From Computer Pioneers:
In April 1946 he accepted an invitation from John von Neumann and Herman Goldstine to join the newly organized Electronic Computer Project at the Institute for Advanced Study in Princeton, New Jersey. This project was to build a parallel stored-program computer that would be the prototype for a number of machines such as the MANIAC, ORACLE, ILLIAC, AVIDAC, and so on. Pomerene designed the adder portion of the arithmetic unit and then was entirely responsible for the development and construction of the electrostatic (Williams tube) memory.

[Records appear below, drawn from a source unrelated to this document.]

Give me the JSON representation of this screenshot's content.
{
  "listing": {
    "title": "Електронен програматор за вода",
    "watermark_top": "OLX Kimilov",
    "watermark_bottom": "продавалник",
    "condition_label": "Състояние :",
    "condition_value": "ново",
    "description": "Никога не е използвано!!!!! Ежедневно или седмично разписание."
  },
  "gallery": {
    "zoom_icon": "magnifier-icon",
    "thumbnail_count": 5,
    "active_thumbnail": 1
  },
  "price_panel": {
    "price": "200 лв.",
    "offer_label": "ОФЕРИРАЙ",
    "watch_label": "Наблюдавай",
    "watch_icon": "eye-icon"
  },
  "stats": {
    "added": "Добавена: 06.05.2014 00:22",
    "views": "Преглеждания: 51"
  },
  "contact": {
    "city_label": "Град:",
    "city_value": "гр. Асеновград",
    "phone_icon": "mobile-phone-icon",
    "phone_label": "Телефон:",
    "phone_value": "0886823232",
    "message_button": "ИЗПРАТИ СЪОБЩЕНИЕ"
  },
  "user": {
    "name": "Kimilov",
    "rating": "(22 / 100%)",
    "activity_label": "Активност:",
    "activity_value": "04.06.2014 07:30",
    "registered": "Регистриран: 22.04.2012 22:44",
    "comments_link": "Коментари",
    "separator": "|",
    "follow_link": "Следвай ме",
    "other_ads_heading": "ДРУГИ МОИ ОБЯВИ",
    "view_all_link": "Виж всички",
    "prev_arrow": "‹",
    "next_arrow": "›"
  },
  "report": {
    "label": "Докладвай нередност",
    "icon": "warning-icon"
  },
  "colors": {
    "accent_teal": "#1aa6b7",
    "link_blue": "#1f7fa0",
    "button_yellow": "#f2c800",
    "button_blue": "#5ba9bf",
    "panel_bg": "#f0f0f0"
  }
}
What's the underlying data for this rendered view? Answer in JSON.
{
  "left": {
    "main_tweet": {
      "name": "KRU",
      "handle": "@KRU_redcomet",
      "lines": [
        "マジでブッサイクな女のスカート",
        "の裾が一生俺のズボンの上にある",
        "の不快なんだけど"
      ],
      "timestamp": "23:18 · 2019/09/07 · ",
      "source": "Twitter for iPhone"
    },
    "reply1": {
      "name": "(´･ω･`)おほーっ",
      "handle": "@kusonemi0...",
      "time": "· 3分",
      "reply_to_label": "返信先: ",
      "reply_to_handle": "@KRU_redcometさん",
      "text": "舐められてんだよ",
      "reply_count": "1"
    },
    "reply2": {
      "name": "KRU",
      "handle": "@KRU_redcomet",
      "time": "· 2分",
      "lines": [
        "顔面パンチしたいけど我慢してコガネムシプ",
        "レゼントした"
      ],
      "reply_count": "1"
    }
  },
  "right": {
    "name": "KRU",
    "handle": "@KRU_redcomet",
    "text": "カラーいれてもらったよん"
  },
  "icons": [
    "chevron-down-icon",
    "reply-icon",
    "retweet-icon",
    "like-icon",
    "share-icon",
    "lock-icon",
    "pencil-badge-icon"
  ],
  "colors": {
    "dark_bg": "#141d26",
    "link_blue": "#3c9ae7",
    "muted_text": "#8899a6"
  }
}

In August 1951 he was appointed chief engineer of the project, a position he held until the project was disbanded in 1956.
Lee, J.A.N. "James (Jim) H. Pomerene," (1995)